Today I will be introducing my new Unit 32 Experimental Imagery in Photography. This brief is our first fully self-directed brief to give us an experience on how the Final Major Project will work.
For this brief I started with research on presenting a final image, I decided to look at David Hockney who has used Photomontage within painting and photography.
David Hockney was born in 1937, and is considered by many as one of the
“most popular and versatile British Artists of the 20th Century” – Tate Gallery. Hockney is a painter, printmaker, photographer and stage designer; with each of the media he works with he tries to create his own unique style and approach. For example his photography is known for the photomontages he created. Photomontage is the process and result of making a composed photograph by putting multiple images together. This can be done with physical prints or done digitally. Hockney split his photomontages into two “Photographic Collages” and “Composite Polaroids”. Photographic Collages are different sized prints and shots that overlap each other.
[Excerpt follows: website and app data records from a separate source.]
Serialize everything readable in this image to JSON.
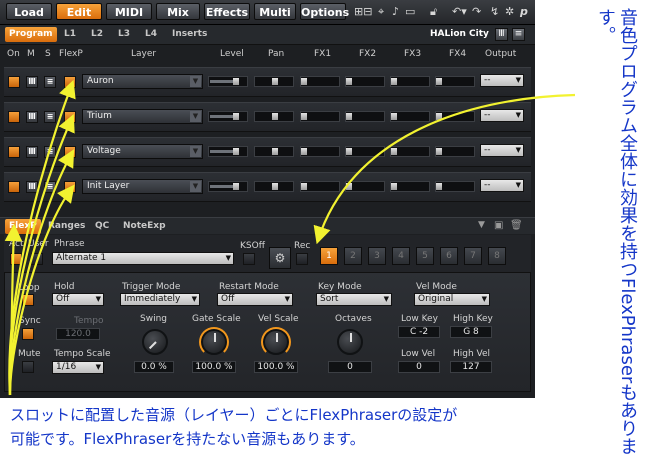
{
  "toolbar": {
    "buttons": [
      "Load",
      "Edit",
      "MIDI",
      "Mix",
      "Effects",
      "Multi",
      "Options"
    ]
  },
  "tabs": {
    "items": [
      "Program",
      "L1",
      "L2",
      "L3",
      "L4",
      "Inserts"
    ],
    "program_name": "HALion City"
  },
  "headers": {
    "on": "On",
    "m": "M",
    "s": "S",
    "flexp": "FlexP",
    "layer": "Layer",
    "level": "Level",
    "pan": "Pan",
    "fx1": "FX1",
    "fx2": "FX2",
    "fx3": "FX3",
    "fx4": "FX4",
    "output": "Output"
  },
  "layers": [
    {
      "name": "Auron",
      "output": "--",
      "level": 0.75
    },
    {
      "name": "Trium",
      "output": "--",
      "level": 0.75
    },
    {
      "name": "Voltage",
      "output": "--",
      "level": 0.75
    },
    {
      "name": "Init Layer",
      "output": "--",
      "level": 0.75
    }
  ],
  "editor_tabs": [
    "FlexP",
    "Ranges",
    "QC",
    "NoteExp"
  ],
  "flexp": {
    "act": "Act",
    "user": "User",
    "phrase_label": "Phrase",
    "phrase": "Alternate 1",
    "ksoff": "KSOff",
    "rec": "Rec",
    "slots": [
      "1",
      "2",
      "3",
      "4",
      "5",
      "6",
      "7",
      "8"
    ],
    "loop": "Loop",
    "sync": "Sync",
    "mute": "Mute",
    "hold_label": "Hold",
    "hold": "Off",
    "tempo_label": "Tempo",
    "tempo": "120.0",
    "tempo_scale_label": "Tempo Scale",
    "tempo_scale": "1/16",
    "trigger_mode_label": "Trigger Mode",
    "trigger_mode": "Immediately",
    "restart_mode_label": "Restart Mode",
    "restart_mode": "Off",
    "key_mode_label": "Key Mode",
    "key_mode": "Sort",
    "vel_mode_label": "Vel Mode",
    "vel_mode": "Original",
    "swing_label": "Swing",
    "swing": "0.0 %",
    "gate_scale_label": "Gate Scale",
    "gate_scale": "100.0 %",
    "vel_scale_label": "Vel Scale",
    "vel_scale": "100.0 %",
    "octaves_label": "Octaves",
    "octaves": "0",
    "low_key_label": "Low Key",
    "low_key": "C -2",
    "high_key_label": "High Key",
    "high_key": "G 8",
    "low_vel_label": "Low Vel",
    "low_vel": "0",
    "high_vel_label": "High Vel",
    "high_vel": "127"
  },
  "annotations": {
    "vertical": "音色プログラム全体に効果を持つFlexPhraserもあります。",
    "bottom_line1": "スロットに配置した音源（レイヤー）ごとにFlexPhraserの設定が",
    "bottom_line2": "可能です。FlexPhraserを持たない音源もあります。"
  },
  "colors": {
    "accent": "#f2971d",
    "annotation": "#1436c8",
    "arrow": "#f2f230"
  }
}
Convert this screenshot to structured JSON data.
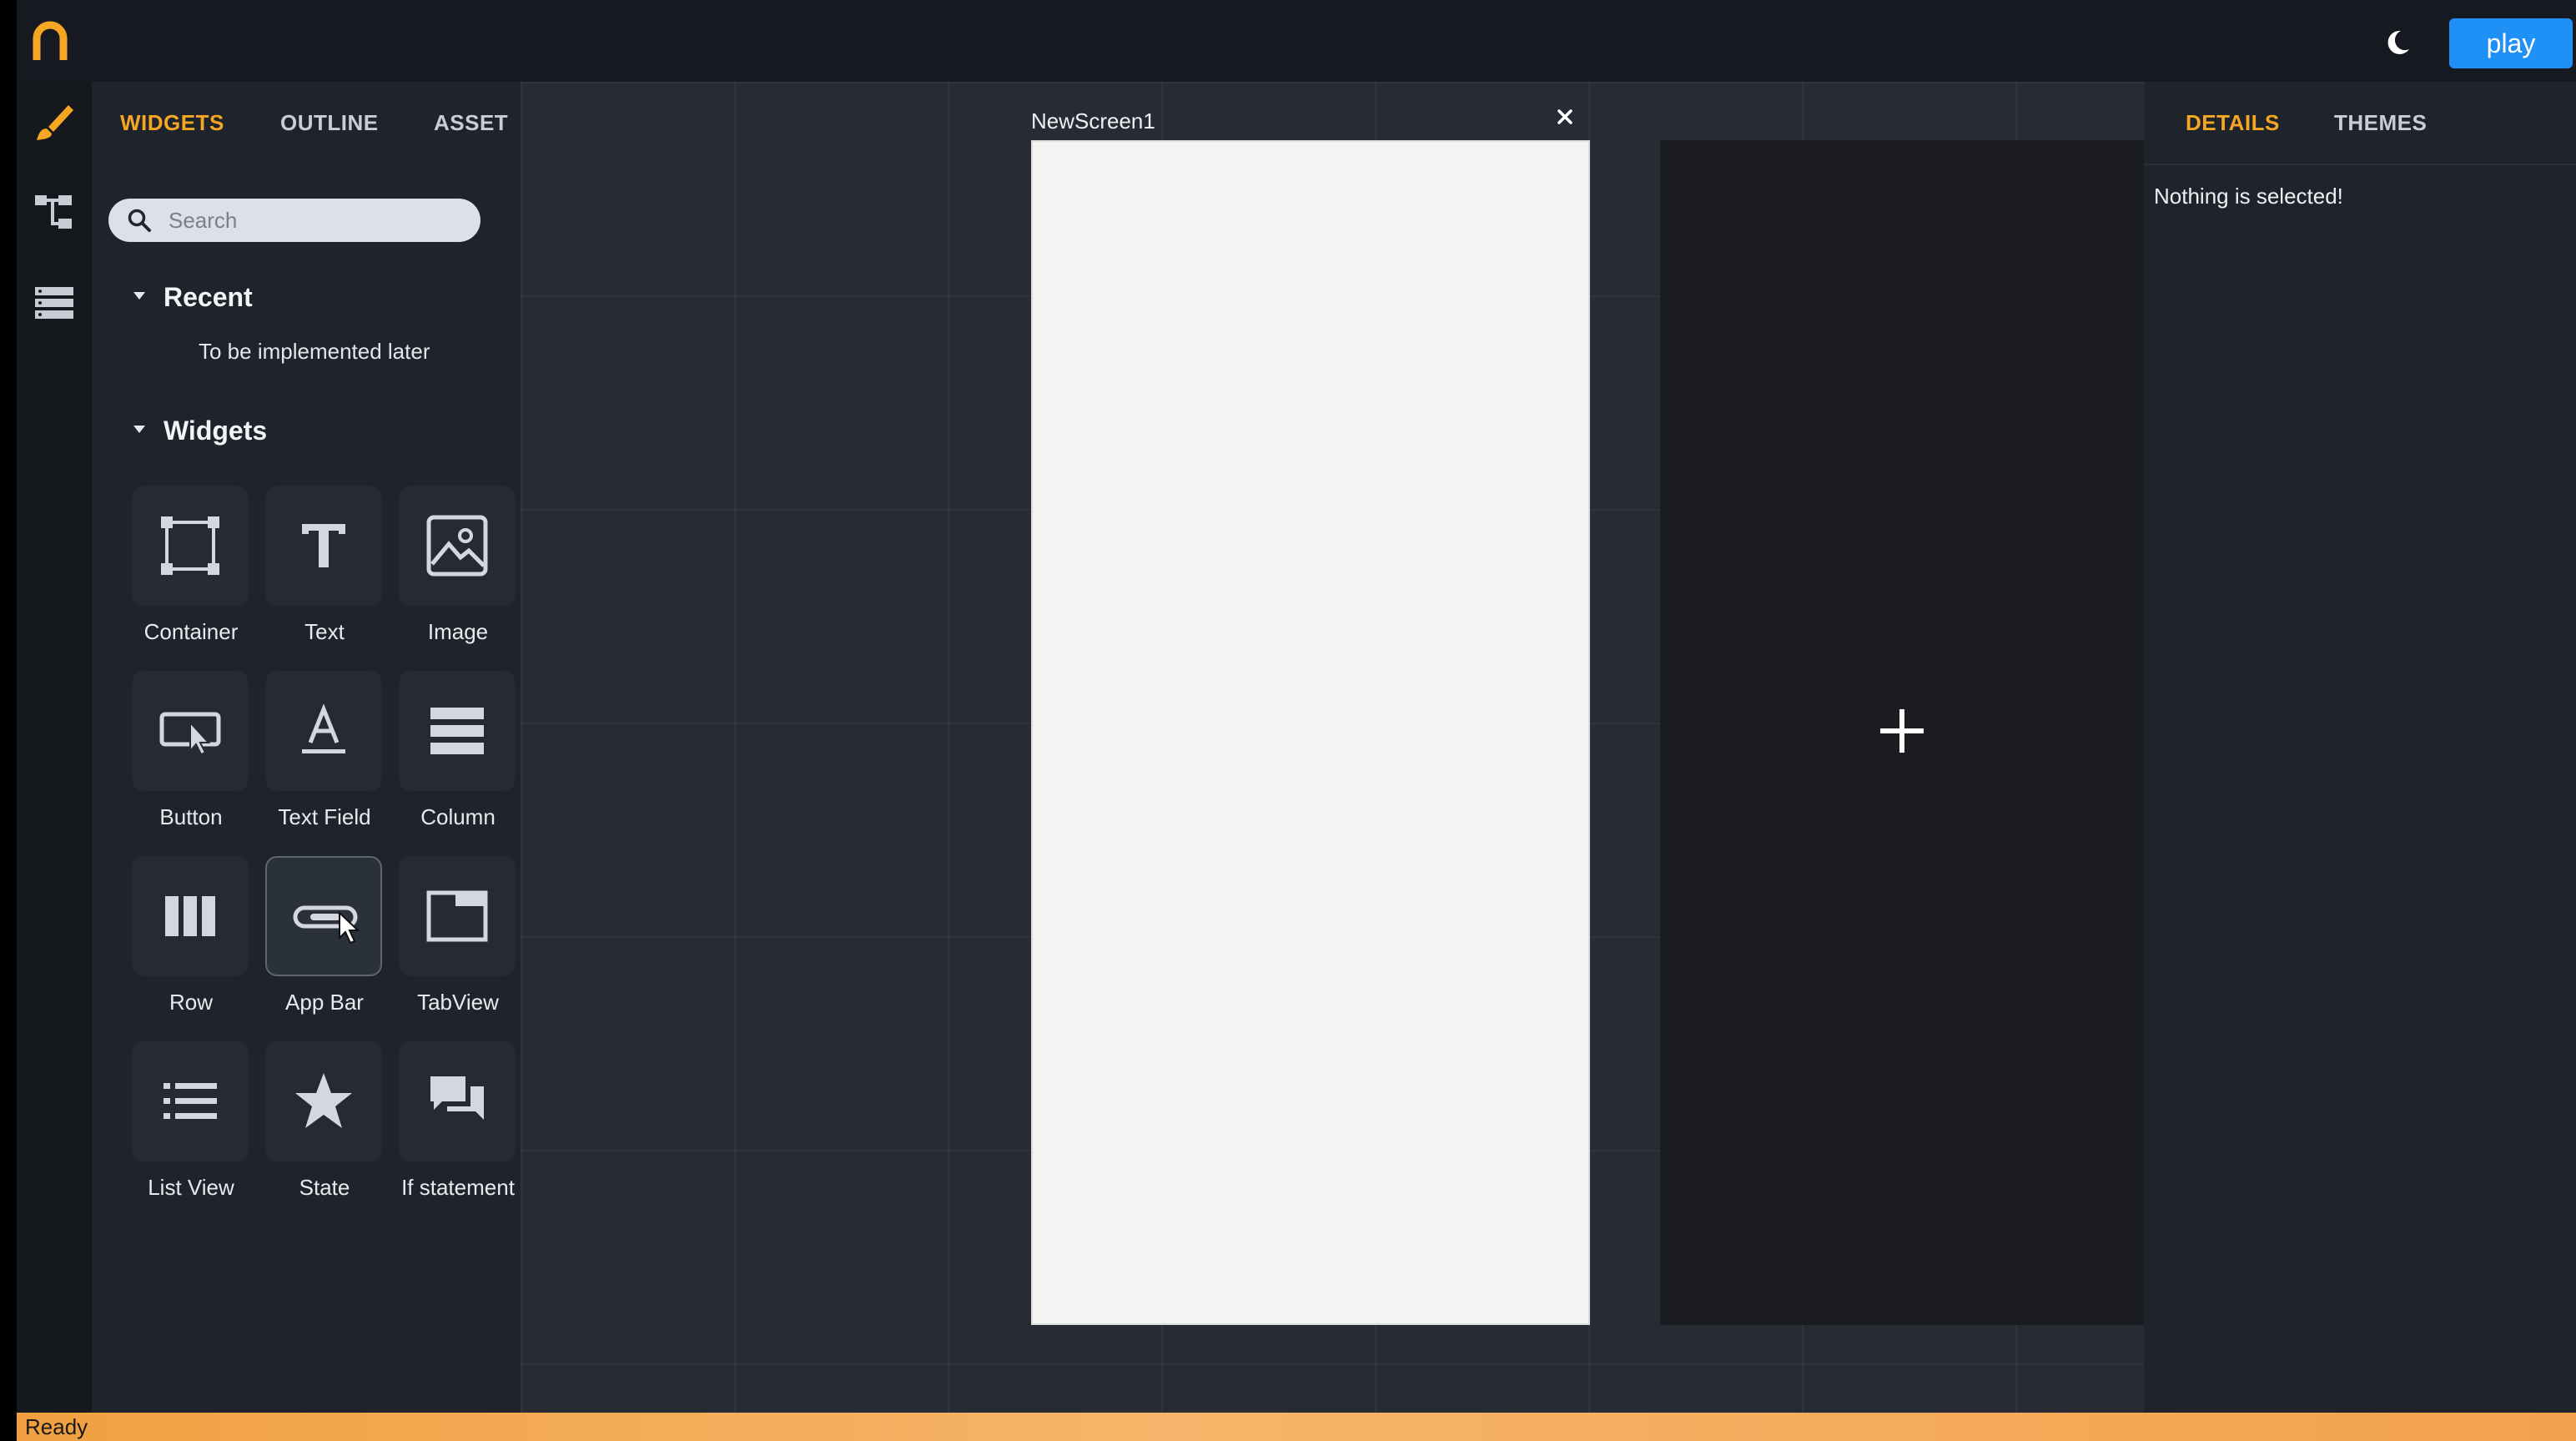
{
  "topbar": {
    "play_label": "play",
    "accent_color": "#f5a623",
    "play_color": "#1e90f6"
  },
  "rail": {
    "items": [
      {
        "icon": "brush-icon",
        "active": true
      },
      {
        "icon": "widget-tree-icon"
      },
      {
        "icon": "database-icon"
      }
    ]
  },
  "left_panel": {
    "tabs": [
      {
        "label": "WIDGETS",
        "active": true
      },
      {
        "label": "OUTLINE"
      },
      {
        "label": "ASSET"
      }
    ],
    "search": {
      "placeholder": "Search",
      "value": ""
    },
    "recent": {
      "title": "Recent",
      "note": "To be implemented later"
    },
    "widgets": {
      "title": "Widgets",
      "items": [
        {
          "label": "Container",
          "icon": "container-icon"
        },
        {
          "label": "Text",
          "icon": "text-icon"
        },
        {
          "label": "Image",
          "icon": "image-icon"
        },
        {
          "label": "Button",
          "icon": "button-icon"
        },
        {
          "label": "Text Field",
          "icon": "text-field-icon"
        },
        {
          "label": "Column",
          "icon": "column-icon"
        },
        {
          "label": "Row",
          "icon": "row-icon"
        },
        {
          "label": "App Bar",
          "icon": "app-bar-icon",
          "hovered": true
        },
        {
          "label": "TabView",
          "icon": "tabview-icon"
        },
        {
          "label": "List View",
          "icon": "list-view-icon"
        },
        {
          "label": "State",
          "icon": "star-icon"
        },
        {
          "label": "If statement",
          "icon": "chat-icon"
        }
      ]
    }
  },
  "canvas": {
    "screen_title": "NewScreen1",
    "close_glyph": "×"
  },
  "right_panel": {
    "tabs": [
      {
        "label": "DETAILS",
        "active": true
      },
      {
        "label": "THEMES"
      }
    ],
    "empty_message": "Nothing is selected!"
  },
  "status_bar": {
    "text": "Ready"
  }
}
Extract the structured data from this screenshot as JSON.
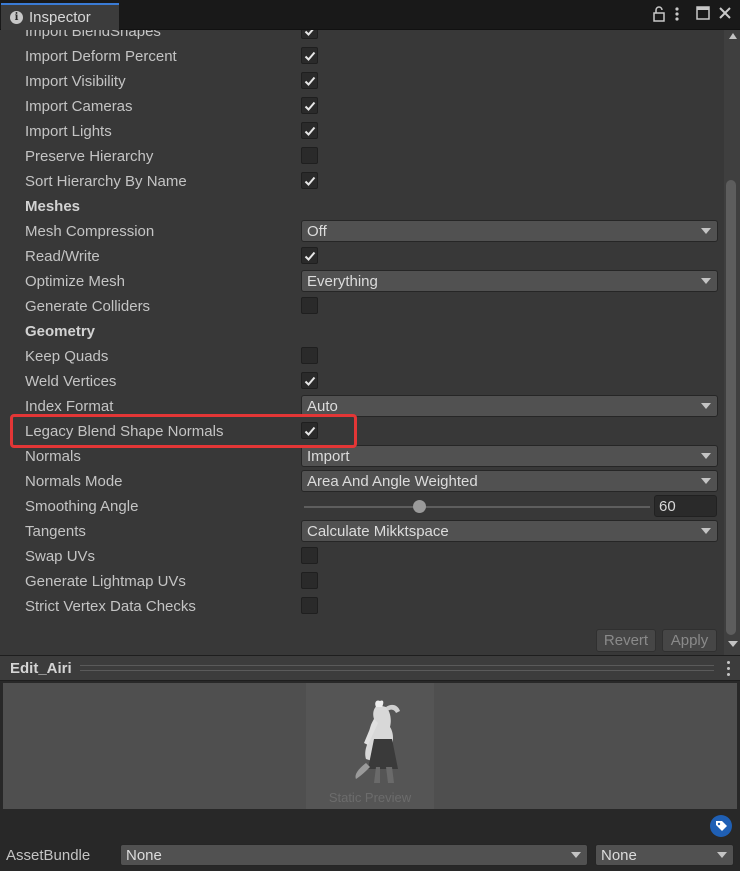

Composite Polaroids show a more uniform look to them as it looks like Hockney shot with 600 series Polaroid film which has an aspect ratio of 3×3. If you look at the images below you can see the Polaroids all look square.
This is a Composite Polaroid called Still Life Blue Guitar. It is a still life image but has each individual Polaroid shot to capture more detail and increase the size of the image. The image has a certain charm from the style of photograph created by shooting on Polaroid, to the still life photograph split into 63 3×3 Polaroid images. The subject matter echoes the work of the Cubist artists (Picasso, Braque) who developed still life paintings with similar themes.
This is Hockney’s Photographic Composite of the Merced River in Yosemite Valley, shot in September 1982. This is composed of many different shots of the scene and printed onto larger photographic paper than the Polaroid permits. These photos are also allowed to overlap each other. This creates a very dynamic image and brings a sense of perspective and depth to the image, at the price of uniformity in the final piece; but this means parts of the same images on each print can overlap each other so you don’t see two different perspectives.
Hockney has also used this technique in painting with the piece “A Bigger Grand Canyon” which is an oil on canvas painting spanning over 60 canvases.
Hockney’s work in painting and photography is intriguing and different; it isn’t just about displaying something, it also creates a perspective that the viewer should try to grasp. The images are more than just a snapshot capturing life in a second, they are about creating a dynamic landscape. The Photomontage concept is something I have explored with this image below.
My Initial responses to David Hockney’s Photomontages:
This image was created for my Unit 34 Image Manipulation assignment, which was done in Photoshop with three different images.
This image was an initial response to David Hockney’s photographic collages. I used portraits shot of Holly, who I shot for my Unit 9 Professional Practice. The images were all layered on top of each other. This was also done completely in Photoshop rather than layered with actual prints.
This was another response to Hockey’s photomontage by combining elements of photographic composite and composite Polaroid. I used a canvas size that has an aspect ratio with 3×3, to replicate the square feel of a Polaroid picture. I split the images up on some of them to create the uniformity of the puzzle.
Photomontage Final Presentation:
If I was to shoot photomontages I have considered how I would present the images the first drawing below. I would have the photomontage constructed on multiple prints and suspended in the air with lights embed in the metal component attached to the ceiling. The image would have more depth and would give a better sense of scale and complexity.
This is the reality of how I would present the image, printed onto a wall, or many different prints but will still be on the wall. It won’t be as dynamic and will look flatter but can be just as complex if each image is printed and stuck onto the canvas.
I hope you have enjoyed my first piece on Unit 32, there will be more to come through the coming weeks and an update on UCAS!
David Hockney: A Bigger Picture, Royal Academy of Arts, Review – Article by The Telegraph http://www.telegraph.co.uk/culture/art/art-reviews/9018212/David-Hockney-A-Bigger-Picture-Royal-Academy-of-Arts-review.html
David Hockney’s iPad Doodle Resemble High-Tech Stained Glass – Article by Bloomberg http://www.bloomberg.com/apps/news?pid=newsarchive&sid=aTsCxV8aS84UDavid Hockney’s iPhone Passion – Article by The New Yorker http://www.nybooks.com/articles/2009/10/22/david-hockneys-iphone-passion/
David Hockney http://www.hockneypictures.com/home.php
David Hockney Bio http://www.biography.com/people/david-hockney-9340738
David Hockney “most popular and versatile British Artists of the 20th Century” – Tate Gallery http://www.tate.org.uk/art/artists/david-hockney-1293